Papers and photograph collection of James and Stevey Bruce, anthropologists, photographers, and filmmakers, specifically of
New Guinea native tribes. The collection contains mainly narratives (scripts) to films of his expeditions, plus many photographs
and slides. Bruce made expeditions from 1961 to 1982 to New Guinea to study, photograph, and film tribes inhabiting many of
the islands, including the John Frum Cult on Vanuatu Island, a cult based on a belief system around the Gods living in the
USA, who are responsible for the "magical" appearance of manufactured items that cannot be fashioned from the jungle or sea;
and other tribes inhabiting Malaita, Solomon Islands and tribes in Indonesia. Many of his photographs, taken principally by
his wife Stevey Bruce, are of ceremonial dances and rituals and document the ceremonial dress of the native tribes as well
as depicting village life.
James Stuart Bruce was born in Butte, Montana June 12, 1919. At the age of six he and his family moved to the island of Cyprus
where his father was the managing director of Cyprus Mines Corporation. James Bruce lived in Cyprus from 1926 to 1938 and
spent three years at school in Beirut, Lebanon. He then attended Pomona College and graduated with a B.A. in 1942. From
1942 to 1945, James Bruce served in the Army Corps of Engineers with duty in New Guinea and the Philippines. His service
in New Guinea brought him in contact with native tribes and contributed to his interest in studying New Guinea tribes later
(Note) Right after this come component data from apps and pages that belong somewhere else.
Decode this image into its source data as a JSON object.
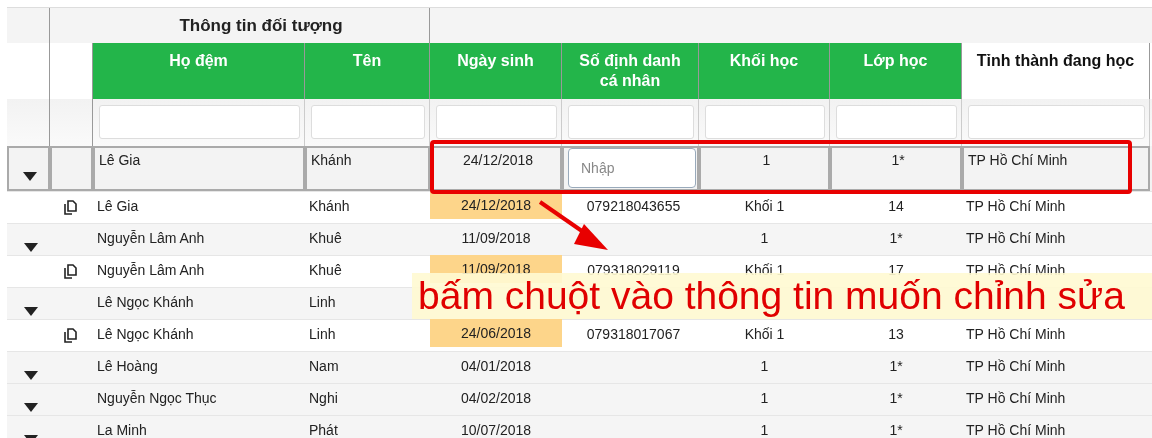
{
  "group_header": "Thông tin đối tượng",
  "columns": [
    {
      "label": "Họ đệm",
      "kind": "green"
    },
    {
      "label": "Tên",
      "kind": "green"
    },
    {
      "label": "Ngày sinh",
      "kind": "green"
    },
    {
      "label": "Số định danh cá nhân",
      "kind": "green"
    },
    {
      "label": "Khối học",
      "kind": "green"
    },
    {
      "label": "Lớp học",
      "kind": "green"
    },
    {
      "label": "Tỉnh thành đang học",
      "kind": "plain"
    }
  ],
  "rows": [
    {
      "kind": "editing",
      "first": "Lê Gia",
      "last": "Khánh",
      "dob": "24/12/2018",
      "dob_highlighted": false,
      "id_placeholder": "Nhập",
      "grade": "1",
      "class": "1*",
      "province": "TP Hồ Chí Minh"
    },
    {
      "kind": "copy",
      "first": "Lê Gia",
      "last": "Khánh",
      "dob": "24/12/2018",
      "dob_highlighted": true,
      "id": "079218043655",
      "grade": "Khối 1",
      "class": "14",
      "province": "TP Hồ Chí Minh"
    },
    {
      "kind": "parent",
      "first": "Nguyễn Lâm Anh",
      "last": "Khuê",
      "dob": "11/09/2018",
      "dob_highlighted": false,
      "grade": "1",
      "class": "1*",
      "province": "TP Hồ Chí Minh"
    },
    {
      "kind": "copy",
      "first": "Nguyễn Lâm Anh",
      "last": "Khuê",
      "dob": "11/09/2018",
      "dob_highlighted": true,
      "id": "079318029119",
      "grade": "Khối 1",
      "class": "17",
      "province": "TP Hồ Chí Minh"
    },
    {
      "kind": "parent",
      "first": "Lê Ngọc Khánh",
      "last": "Linh"
    },
    {
      "kind": "copy",
      "first": "Lê Ngọc Khánh",
      "last": "Linh",
      "dob": "24/06/2018",
      "dob_highlighted": true,
      "id": "079318017067",
      "grade": "Khối 1",
      "class": "13",
      "province": "TP Hồ Chí Minh"
    },
    {
      "kind": "parent",
      "first": "Lê Hoàng",
      "last": "Nam",
      "dob": "04/01/2018",
      "dob_highlighted": false,
      "grade": "1",
      "class": "1*",
      "province": "TP Hồ Chí Minh"
    },
    {
      "kind": "parent",
      "first": "Nguyễn Ngọc Thục",
      "last": "Nghi",
      "dob": "04/02/2018",
      "dob_highlighted": false,
      "grade": "1",
      "class": "1*",
      "province": "TP Hồ Chí Minh"
    },
    {
      "kind": "parent",
      "first": "La Minh",
      "last": "Phát",
      "dob": "10/07/2018",
      "dob_highlighted": false,
      "grade": "1",
      "class": "1*",
      "province": "TP Hồ Chí Minh"
    }
  ],
  "annotation": {
    "text": "bấm chuột vào thông tin muốn chỉnh sửa"
  }
}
on in his life. After the war, from 1947 to 1954, James Bruce was self-employed as a ceramic manufacturer in Pasadena, California.